- AIM OF THE EXERCISE -
All lines in the material with the string "bundled" should be listed.

- DATA SHOWN -
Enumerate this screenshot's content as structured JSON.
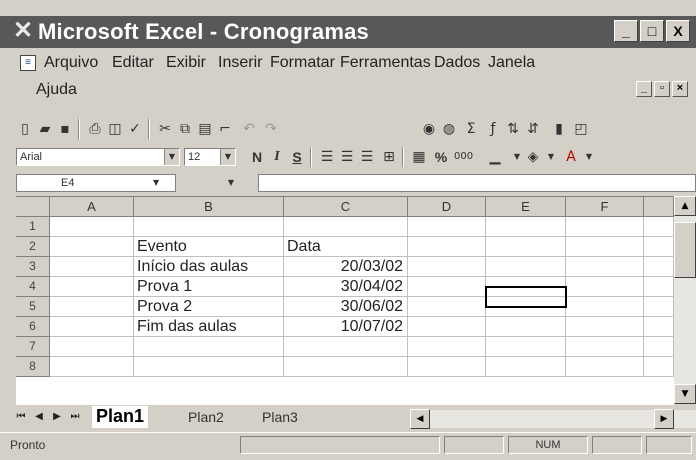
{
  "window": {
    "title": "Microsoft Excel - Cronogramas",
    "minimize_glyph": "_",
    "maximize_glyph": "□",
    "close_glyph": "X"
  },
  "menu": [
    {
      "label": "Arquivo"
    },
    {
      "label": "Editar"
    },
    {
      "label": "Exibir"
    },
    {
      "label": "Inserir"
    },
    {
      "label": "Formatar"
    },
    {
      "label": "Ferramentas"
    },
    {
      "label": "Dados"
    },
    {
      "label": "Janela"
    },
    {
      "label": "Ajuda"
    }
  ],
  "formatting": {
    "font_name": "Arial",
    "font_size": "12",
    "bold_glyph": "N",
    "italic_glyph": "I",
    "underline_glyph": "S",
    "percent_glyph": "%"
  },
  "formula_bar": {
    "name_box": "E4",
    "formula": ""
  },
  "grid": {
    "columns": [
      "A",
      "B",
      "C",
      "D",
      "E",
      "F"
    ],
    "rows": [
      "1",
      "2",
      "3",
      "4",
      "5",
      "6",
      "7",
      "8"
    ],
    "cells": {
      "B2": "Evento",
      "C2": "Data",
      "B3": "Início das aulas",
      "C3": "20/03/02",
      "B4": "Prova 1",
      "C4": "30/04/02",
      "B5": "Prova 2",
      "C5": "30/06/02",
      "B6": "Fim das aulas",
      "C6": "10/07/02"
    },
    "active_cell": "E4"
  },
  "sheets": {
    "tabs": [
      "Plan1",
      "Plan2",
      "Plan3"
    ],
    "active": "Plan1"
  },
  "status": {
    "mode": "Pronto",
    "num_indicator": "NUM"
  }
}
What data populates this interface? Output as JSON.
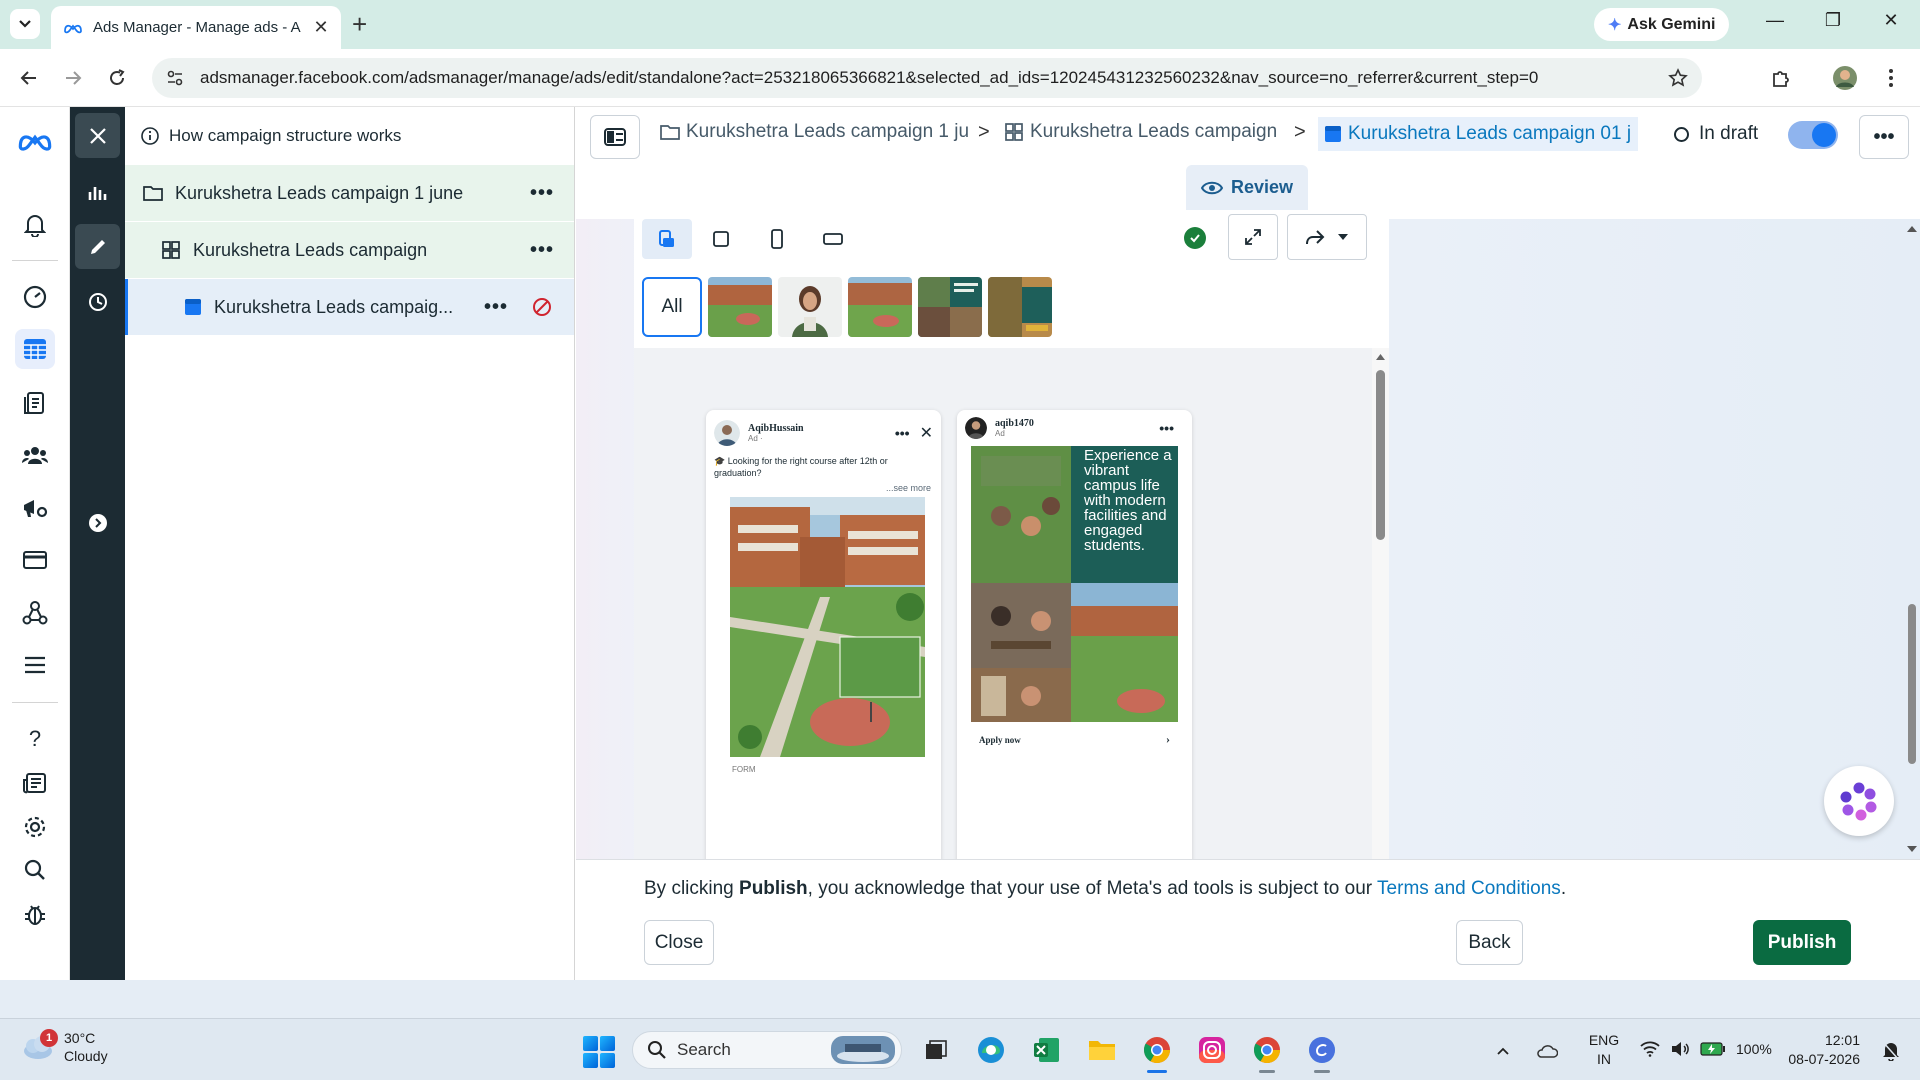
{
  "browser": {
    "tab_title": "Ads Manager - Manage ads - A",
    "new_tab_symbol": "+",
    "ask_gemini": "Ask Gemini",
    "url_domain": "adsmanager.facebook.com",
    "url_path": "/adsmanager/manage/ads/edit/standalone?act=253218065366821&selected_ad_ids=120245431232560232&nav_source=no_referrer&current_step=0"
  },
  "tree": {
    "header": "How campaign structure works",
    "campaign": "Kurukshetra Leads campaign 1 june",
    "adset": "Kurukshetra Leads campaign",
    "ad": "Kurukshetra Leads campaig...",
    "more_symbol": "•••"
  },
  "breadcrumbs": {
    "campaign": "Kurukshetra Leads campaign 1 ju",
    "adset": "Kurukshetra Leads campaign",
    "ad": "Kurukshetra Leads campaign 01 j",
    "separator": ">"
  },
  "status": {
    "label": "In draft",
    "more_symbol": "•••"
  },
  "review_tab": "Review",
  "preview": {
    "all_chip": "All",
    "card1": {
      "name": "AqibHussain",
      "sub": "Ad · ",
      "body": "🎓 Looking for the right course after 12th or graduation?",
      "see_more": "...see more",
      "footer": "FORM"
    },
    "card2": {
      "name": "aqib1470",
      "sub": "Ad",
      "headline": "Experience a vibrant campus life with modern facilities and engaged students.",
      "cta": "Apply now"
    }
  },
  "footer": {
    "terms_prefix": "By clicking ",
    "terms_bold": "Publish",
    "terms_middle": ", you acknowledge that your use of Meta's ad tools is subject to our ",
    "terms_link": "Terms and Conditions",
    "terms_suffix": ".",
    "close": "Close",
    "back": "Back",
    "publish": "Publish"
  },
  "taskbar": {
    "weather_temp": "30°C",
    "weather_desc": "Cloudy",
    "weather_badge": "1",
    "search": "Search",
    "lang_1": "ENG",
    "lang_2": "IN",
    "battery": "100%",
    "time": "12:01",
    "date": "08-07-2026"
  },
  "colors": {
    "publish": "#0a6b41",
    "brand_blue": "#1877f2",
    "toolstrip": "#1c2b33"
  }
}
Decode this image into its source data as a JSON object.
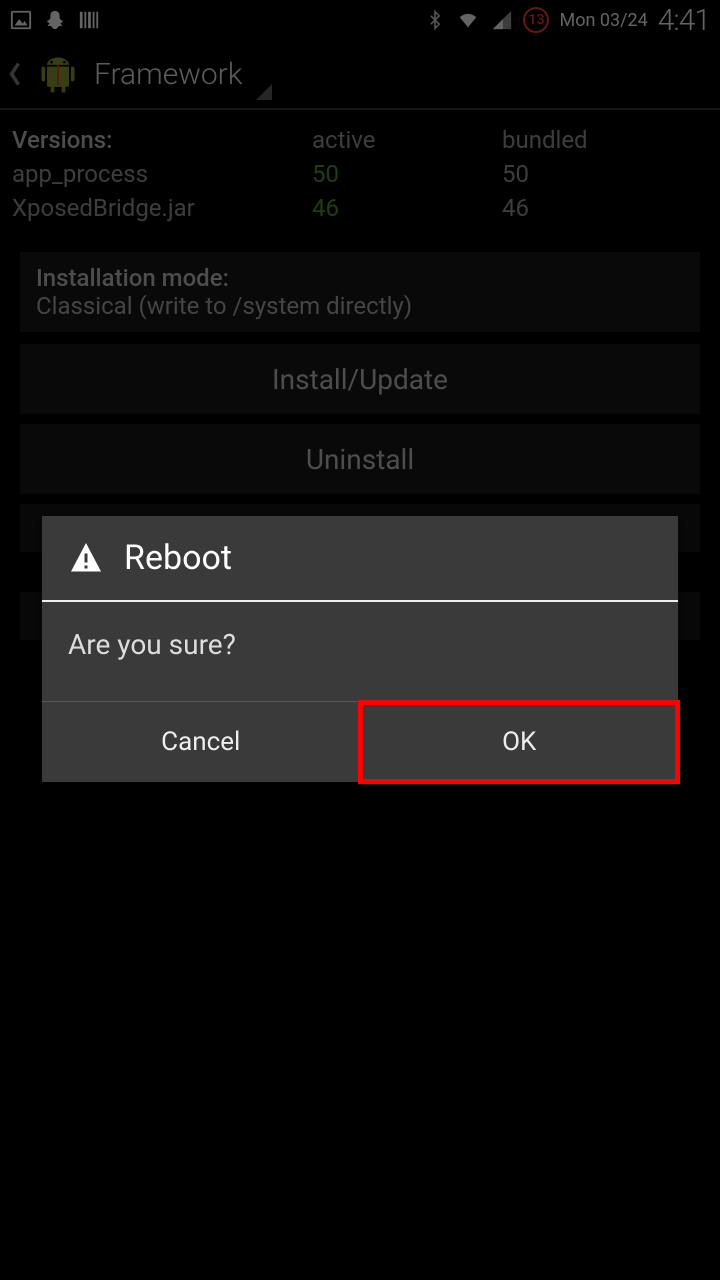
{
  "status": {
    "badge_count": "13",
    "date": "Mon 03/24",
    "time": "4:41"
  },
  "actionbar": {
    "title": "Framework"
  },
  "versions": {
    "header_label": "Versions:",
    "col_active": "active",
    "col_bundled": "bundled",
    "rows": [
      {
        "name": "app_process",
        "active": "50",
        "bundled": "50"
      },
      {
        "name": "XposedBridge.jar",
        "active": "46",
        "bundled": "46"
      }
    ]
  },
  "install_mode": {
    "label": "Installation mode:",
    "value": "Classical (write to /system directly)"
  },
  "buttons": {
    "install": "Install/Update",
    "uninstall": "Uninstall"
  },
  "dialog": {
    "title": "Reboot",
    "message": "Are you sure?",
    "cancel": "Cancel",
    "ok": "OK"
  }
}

- RESULT OF THE EXERCISE -
    "col_bundled": "bundled",
        "bundled": "50"
        "bundled": "46"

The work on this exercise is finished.